TASK. Write out all entries word for word.

DATA SUPPLIED.
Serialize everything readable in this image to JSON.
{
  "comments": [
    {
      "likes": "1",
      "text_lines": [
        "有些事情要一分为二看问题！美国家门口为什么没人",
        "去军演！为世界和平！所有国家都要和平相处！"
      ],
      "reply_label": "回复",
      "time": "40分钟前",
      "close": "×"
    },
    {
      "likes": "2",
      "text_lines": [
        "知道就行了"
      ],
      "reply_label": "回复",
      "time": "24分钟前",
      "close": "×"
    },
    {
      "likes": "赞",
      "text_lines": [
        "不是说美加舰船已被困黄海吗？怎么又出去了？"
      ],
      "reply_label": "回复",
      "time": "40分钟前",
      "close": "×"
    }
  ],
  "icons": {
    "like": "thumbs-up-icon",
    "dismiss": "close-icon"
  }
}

THE COMPLETED TASK.
Serialize everything readable in this image to JSON.
{
  "comments": [
    {
      "likes": "1",
      "text_lines": [
        "有些事情要一分为二看问题！美国家门口为什么没人",
        "去军演！为世界和平！所有国家都要和平相处！"
      ],
      "reply_label": "回复",
      "time": "40分钟前",
      "close": "×"
    },
    {
      "likes": "2",
      "text_lines": [
        "知道就行了"
      ],
      "reply_label": "回复",
      "time": "24分钟前",
      "close": "×"
    },
    {
      "likes": "赞",
      "text_lines": [
        "不是说美加舰船已被困黄海吗？怎么又出去了？"
      ],
      "reply_label": "回复",
      "time": "40分钟前",
      "close": "×"
    }
  ],
  "icons": {
    "like": "thumbs-up-icon",
    "dismiss": "close-icon"
  }
}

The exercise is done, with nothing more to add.